Data records for software interfaces
# # # #
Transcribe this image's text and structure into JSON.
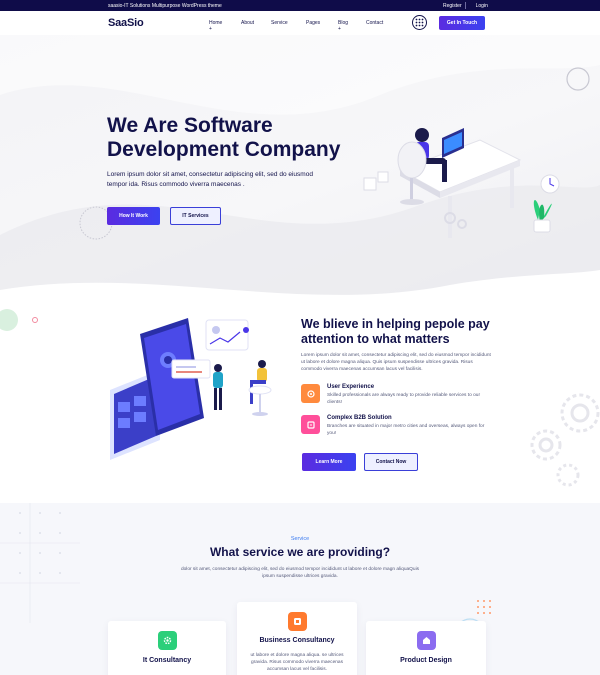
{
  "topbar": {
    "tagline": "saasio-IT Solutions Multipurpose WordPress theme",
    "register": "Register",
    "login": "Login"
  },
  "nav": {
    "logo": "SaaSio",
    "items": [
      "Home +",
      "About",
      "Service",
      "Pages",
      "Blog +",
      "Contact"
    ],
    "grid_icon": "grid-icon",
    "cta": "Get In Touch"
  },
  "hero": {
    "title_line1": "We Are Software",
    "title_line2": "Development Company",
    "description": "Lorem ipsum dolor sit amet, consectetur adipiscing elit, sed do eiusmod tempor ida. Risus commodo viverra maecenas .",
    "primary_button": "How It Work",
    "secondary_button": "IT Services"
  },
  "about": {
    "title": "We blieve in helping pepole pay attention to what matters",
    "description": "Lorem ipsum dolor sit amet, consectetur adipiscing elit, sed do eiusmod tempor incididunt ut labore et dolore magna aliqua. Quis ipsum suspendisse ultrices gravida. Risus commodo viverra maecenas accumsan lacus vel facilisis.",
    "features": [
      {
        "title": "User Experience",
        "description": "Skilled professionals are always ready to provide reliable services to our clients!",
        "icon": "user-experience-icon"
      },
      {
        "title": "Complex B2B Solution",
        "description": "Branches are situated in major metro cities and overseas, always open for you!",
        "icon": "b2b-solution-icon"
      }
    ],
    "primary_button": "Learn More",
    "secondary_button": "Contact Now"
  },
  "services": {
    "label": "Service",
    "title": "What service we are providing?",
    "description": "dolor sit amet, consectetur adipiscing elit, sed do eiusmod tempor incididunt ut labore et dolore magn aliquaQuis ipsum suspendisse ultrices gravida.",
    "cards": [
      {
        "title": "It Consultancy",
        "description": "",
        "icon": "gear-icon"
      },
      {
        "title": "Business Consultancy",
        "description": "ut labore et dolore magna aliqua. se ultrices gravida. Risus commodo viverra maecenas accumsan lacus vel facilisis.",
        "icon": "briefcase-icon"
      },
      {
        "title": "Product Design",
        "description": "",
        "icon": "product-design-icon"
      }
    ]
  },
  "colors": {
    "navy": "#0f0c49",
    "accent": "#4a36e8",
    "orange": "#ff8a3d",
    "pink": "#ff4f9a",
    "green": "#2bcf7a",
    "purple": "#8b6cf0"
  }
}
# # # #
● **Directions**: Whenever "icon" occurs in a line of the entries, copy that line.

● **Answer section**:
    "grid_icon": "grid-icon",
        "icon": "user-experience-icon"
        "icon": "b2b-solution-icon"
        "icon": "gear-icon"
        "icon": "briefcase-icon"
        "icon": "product-design-icon"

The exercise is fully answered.